┌──

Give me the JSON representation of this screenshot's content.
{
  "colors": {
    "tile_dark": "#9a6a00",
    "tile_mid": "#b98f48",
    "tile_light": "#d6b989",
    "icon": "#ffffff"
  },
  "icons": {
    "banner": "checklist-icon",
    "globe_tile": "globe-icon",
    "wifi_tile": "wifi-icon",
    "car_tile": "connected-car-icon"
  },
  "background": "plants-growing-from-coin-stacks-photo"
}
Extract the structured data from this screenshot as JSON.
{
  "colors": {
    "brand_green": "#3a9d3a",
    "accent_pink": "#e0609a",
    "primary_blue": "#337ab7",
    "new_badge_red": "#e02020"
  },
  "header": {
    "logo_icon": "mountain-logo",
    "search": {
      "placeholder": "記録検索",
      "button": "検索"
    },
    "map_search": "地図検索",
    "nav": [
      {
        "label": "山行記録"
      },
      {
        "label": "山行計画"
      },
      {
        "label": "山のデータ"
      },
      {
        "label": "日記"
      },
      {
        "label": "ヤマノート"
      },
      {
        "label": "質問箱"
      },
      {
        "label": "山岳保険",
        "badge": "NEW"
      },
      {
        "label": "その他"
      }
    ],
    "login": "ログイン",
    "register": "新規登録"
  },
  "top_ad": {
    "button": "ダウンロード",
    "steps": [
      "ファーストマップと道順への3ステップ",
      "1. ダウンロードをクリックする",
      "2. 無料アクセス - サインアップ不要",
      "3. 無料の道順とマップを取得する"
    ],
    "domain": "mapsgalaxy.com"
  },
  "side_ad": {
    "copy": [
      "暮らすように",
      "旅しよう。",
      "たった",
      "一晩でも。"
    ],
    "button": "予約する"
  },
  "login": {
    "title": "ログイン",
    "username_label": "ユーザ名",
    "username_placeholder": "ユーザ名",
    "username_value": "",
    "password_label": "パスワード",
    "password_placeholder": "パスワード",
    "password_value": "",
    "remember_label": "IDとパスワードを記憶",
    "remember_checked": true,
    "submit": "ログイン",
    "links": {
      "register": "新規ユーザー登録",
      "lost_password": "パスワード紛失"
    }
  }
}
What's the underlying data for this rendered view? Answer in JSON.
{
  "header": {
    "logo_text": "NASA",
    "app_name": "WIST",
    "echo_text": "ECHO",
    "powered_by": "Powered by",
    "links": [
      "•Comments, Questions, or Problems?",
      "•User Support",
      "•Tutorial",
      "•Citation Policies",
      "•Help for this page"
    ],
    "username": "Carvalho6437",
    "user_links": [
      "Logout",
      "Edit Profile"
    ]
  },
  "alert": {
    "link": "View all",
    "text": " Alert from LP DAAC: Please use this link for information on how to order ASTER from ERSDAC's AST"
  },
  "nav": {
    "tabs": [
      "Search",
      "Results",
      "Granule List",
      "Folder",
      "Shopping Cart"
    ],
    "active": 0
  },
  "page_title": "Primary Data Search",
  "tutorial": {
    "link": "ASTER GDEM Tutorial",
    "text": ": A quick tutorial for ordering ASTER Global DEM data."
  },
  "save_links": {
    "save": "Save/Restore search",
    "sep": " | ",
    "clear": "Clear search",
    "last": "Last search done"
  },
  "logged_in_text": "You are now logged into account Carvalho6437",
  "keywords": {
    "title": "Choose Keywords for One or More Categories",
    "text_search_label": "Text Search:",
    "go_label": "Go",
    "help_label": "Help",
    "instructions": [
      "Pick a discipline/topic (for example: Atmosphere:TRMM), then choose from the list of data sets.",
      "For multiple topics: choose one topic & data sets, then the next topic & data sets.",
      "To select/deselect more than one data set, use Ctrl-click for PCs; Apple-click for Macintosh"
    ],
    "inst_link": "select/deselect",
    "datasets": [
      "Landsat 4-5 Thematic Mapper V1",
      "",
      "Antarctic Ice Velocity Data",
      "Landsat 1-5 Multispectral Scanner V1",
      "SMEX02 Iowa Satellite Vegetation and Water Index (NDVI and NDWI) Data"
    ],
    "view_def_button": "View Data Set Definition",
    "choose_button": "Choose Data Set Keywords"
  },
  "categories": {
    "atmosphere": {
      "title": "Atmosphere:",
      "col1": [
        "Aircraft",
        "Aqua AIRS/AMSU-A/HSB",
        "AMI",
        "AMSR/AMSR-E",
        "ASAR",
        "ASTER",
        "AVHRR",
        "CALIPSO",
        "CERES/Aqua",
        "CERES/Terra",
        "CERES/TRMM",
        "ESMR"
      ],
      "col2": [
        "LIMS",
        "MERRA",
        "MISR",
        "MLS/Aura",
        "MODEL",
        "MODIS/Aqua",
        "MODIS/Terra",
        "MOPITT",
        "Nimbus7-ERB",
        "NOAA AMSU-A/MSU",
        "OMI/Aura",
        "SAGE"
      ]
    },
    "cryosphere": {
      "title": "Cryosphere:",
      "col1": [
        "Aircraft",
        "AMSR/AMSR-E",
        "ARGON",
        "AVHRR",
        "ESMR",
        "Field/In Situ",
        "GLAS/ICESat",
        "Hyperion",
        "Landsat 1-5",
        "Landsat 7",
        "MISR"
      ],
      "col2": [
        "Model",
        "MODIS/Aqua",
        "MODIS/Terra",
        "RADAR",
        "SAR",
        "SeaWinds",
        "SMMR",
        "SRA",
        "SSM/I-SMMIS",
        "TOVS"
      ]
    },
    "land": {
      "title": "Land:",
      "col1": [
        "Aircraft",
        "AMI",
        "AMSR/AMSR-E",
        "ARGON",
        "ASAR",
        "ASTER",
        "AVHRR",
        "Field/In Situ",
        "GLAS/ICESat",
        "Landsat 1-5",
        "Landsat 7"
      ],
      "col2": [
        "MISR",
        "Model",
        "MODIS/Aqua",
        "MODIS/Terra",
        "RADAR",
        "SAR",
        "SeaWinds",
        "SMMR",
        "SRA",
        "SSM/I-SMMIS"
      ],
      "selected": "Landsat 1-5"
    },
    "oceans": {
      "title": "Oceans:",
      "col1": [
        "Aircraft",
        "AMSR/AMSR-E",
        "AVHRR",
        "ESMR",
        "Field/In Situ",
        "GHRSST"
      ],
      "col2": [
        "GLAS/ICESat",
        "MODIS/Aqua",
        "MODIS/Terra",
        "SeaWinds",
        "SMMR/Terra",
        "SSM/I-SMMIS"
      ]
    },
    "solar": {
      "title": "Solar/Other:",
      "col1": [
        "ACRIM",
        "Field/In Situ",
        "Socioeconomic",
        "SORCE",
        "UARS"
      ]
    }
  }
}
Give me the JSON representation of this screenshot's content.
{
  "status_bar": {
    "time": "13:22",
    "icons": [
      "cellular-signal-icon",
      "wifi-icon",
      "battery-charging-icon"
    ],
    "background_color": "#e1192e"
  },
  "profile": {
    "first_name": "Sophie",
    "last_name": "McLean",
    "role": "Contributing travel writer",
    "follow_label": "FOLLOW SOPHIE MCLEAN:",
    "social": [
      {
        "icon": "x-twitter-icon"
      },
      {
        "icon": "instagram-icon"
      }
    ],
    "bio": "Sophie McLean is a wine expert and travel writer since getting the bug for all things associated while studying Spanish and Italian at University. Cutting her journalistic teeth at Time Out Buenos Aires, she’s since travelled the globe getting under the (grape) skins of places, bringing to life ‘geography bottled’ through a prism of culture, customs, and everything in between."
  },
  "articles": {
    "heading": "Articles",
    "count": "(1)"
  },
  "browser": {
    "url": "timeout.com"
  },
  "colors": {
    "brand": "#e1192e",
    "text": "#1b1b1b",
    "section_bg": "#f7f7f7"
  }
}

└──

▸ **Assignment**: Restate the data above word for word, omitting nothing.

▸ **Result**:
Give me the JSON representation of this screenshot's content.
{
  "colors": {
    "tile_dark": "#9a6a00",
    "tile_mid": "#b98f48",
    "tile_light": "#d6b989",
    "icon": "#ffffff"
  },
  "icons": {
    "banner": "checklist-icon",
    "globe_tile": "globe-icon",
    "wifi_tile": "wifi-icon",
    "car_tile": "connected-car-icon"
  },
  "background": "plants-growing-from-coin-stacks-photo"
}
Extract the structured data from this screenshot as JSON.
{
  "colors": {
    "brand_green": "#3a9d3a",
    "accent_pink": "#e0609a",
    "primary_blue": "#337ab7",
    "new_badge_red": "#e02020"
  },
  "header": {
    "logo_icon": "mountain-logo",
    "search": {
      "placeholder": "記録検索",
      "button": "検索"
    },
    "map_search": "地図検索",
    "nav": [
      {
        "label": "山行記録"
      },
      {
        "label": "山行計画"
      },
      {
        "label": "山のデータ"
      },
      {
        "label": "日記"
      },
      {
        "label": "ヤマノート"
      },
      {
        "label": "質問箱"
      },
      {
        "label": "山岳保険",
        "badge": "NEW"
      },
      {
        "label": "その他"
      }
    ],
    "login": "ログイン",
    "register": "新規登録"
  },
  "top_ad": {
    "button": "ダウンロード",
    "steps": [
      "ファーストマップと道順への3ステップ",
      "1. ダウンロードをクリックする",
      "2. 無料アクセス - サインアップ不要",
      "3. 無料の道順とマップを取得する"
    ],
    "domain": "mapsgalaxy.com"
  },
  "side_ad": {
    "copy": [
      "暮らすように",
      "旅しよう。",
      "たった",
      "一晩でも。"
    ],
    "button": "予約する"
  },
  "login": {
    "title": "ログイン",
    "username_label": "ユーザ名",
    "username_placeholder": "ユーザ名",
    "username_value": "",
    "password_label": "パスワード",
    "password_placeholder": "パスワード",
    "password_value": "",
    "remember_label": "IDとパスワードを記憶",
    "remember_checked": true,
    "submit": "ログイン",
    "links": {
      "register": "新規ユーザー登録",
      "lost_password": "パスワード紛失"
    }
  }
}
What's the underlying data for this rendered view? Answer in JSON.
{
  "header": {
    "logo_text": "NASA",
    "app_name": "WIST",
    "echo_text": "ECHO",
    "powered_by": "Powered by",
    "links": [
      "•Comments, Questions, or Problems?",
      "•User Support",
      "•Tutorial",
      "•Citation Policies",
      "•Help for this page"
    ],
    "username": "Carvalho6437",
    "user_links": [
      "Logout",
      "Edit Profile"
    ]
  },
  "alert": {
    "link": "View all",
    "text": " Alert from LP DAAC: Please use this link for information on how to order ASTER from ERSDAC's AST"
  },
  "nav": {
    "tabs": [
      "Search",
      "Results",
      "Granule List",
      "Folder",
      "Shopping Cart"
    ],
    "active": 0
  },
  "page_title": "Primary Data Search",
  "tutorial": {
    "link": "ASTER GDEM Tutorial",
    "text": ": A quick tutorial for ordering ASTER Global DEM data."
  },
  "save_links": {
    "save": "Save/Restore search",
    "sep": " | ",
    "clear": "Clear search",
    "last": "Last search done"
  },
  "logged_in_text": "You are now logged into account Carvalho6437",
  "keywords": {
    "title": "Choose Keywords for One or More Categories",
    "text_search_label": "Text Search:",
    "go_label": "Go",
    "help_label": "Help",
    "instructions": [
      "Pick a discipline/topic (for example: Atmosphere:TRMM), then choose from the list of data sets.",
      "For multiple topics: choose one topic & data sets, then the next topic & data sets.",
      "To select/deselect more than one data set, use Ctrl-click for PCs; Apple-click for Macintosh"
    ],
    "inst_link": "select/deselect",
    "datasets": [
      "Landsat 4-5 Thematic Mapper V1",
      "",
      "Antarctic Ice Velocity Data",
      "Landsat 1-5 Multispectral Scanner V1",
      "SMEX02 Iowa Satellite Vegetation and Water Index (NDVI and NDWI) Data"
    ],
    "view_def_button": "View Data Set Definition",
    "choose_button": "Choose Data Set Keywords"
  },
  "categories": {
    "atmosphere": {
      "title": "Atmosphere:",
      "col1": [
        "Aircraft",
        "Aqua AIRS/AMSU-A/HSB",
        "AMI",
        "AMSR/AMSR-E",
        "ASAR",
        "ASTER",
        "AVHRR",
        "CALIPSO",
        "CERES/Aqua",
        "CERES/Terra",
        "CERES/TRMM",
        "ESMR"
      ],
      "col2": [
        "LIMS",
        "MERRA",
        "MISR",
        "MLS/Aura",
        "MODEL",
        "MODIS/Aqua",
        "MODIS/Terra",
        "MOPITT",
        "Nimbus7-ERB",
        "NOAA AMSU-A/MSU",
        "OMI/Aura",
        "SAGE"
      ]
    },
    "cryosphere": {
      "title": "Cryosphere:",
      "col1": [
        "Aircraft",
        "AMSR/AMSR-E",
        "ARGON",
        "AVHRR",
        "ESMR",
        "Field/In Situ",
        "GLAS/ICESat",
        "Hyperion",
        "Landsat 1-5",
        "Landsat 7",
        "MISR"
      ],
      "col2": [
        "Model",
        "MODIS/Aqua",
        "MODIS/Terra",
        "RADAR",
        "SAR",
        "SeaWinds",
        "SMMR",
        "SRA",
        "SSM/I-SMMIS",
        "TOVS"
      ]
    },
    "land": {
      "title": "Land:",
      "col1": [
        "Aircraft",
        "AMI",
        "AMSR/AMSR-E",
        "ARGON",
        "ASAR",
        "ASTER",
        "AVHRR",
        "Field/In Situ",
        "GLAS/ICESat",
        "Landsat 1-5",
        "Landsat 7"
      ],
      "col2": [
        "MISR",
        "Model",
        "MODIS/Aqua",
        "MODIS/Terra",
        "RADAR",
        "SAR",
        "SeaWinds",
        "SMMR",
        "SRA",
        "SSM/I-SMMIS"
      ],
      "selected": "Landsat 1-5"
    },
    "oceans": {
      "title": "Oceans:",
      "col1": [
        "Aircraft",
        "AMSR/AMSR-E",
        "AVHRR",
        "ESMR",
        "Field/In Situ",
        "GHRSST"
      ],
      "col2": [
        "GLAS/ICESat",
        "MODIS/Aqua",
        "MODIS/Terra",
        "SeaWinds",
        "SMMR/Terra",
        "SSM/I-SMMIS"
      ]
    },
    "solar": {
      "title": "Solar/Other:",
      "col1": [
        "ACRIM",
        "Field/In Situ",
        "Socioeconomic",
        "SORCE",
        "UARS"
      ]
    }
  }
}
Give me the JSON representation of this screenshot's content.
{
  "status_bar": {
    "time": "13:22",
    "icons": [
      "cellular-signal-icon",
      "wifi-icon",
      "battery-charging-icon"
    ],
    "background_color": "#e1192e"
  },
  "profile": {
    "first_name": "Sophie",
    "last_name": "McLean",
    "role": "Contributing travel writer",
    "follow_label": "FOLLOW SOPHIE MCLEAN:",
    "social": [
      {
        "icon": "x-twitter-icon"
      },
      {
        "icon": "instagram-icon"
      }
    ],
    "bio": "Sophie McLean is a wine expert and travel writer since getting the bug for all things associated while studying Spanish and Italian at University. Cutting her journalistic teeth at Time Out Buenos Aires, she’s since travelled the globe getting under the (grape) skins of places, bringing to life ‘geography bottled’ through a prism of culture, customs, and everything in between."
  },
  "articles": {
    "heading": "Articles",
    "count": "(1)"
  },
  "browser": {
    "url": "timeout.com"
  },
  "colors": {
    "brand": "#e1192e",
    "text": "#1b1b1b",
    "section_bg": "#f7f7f7"
  }
}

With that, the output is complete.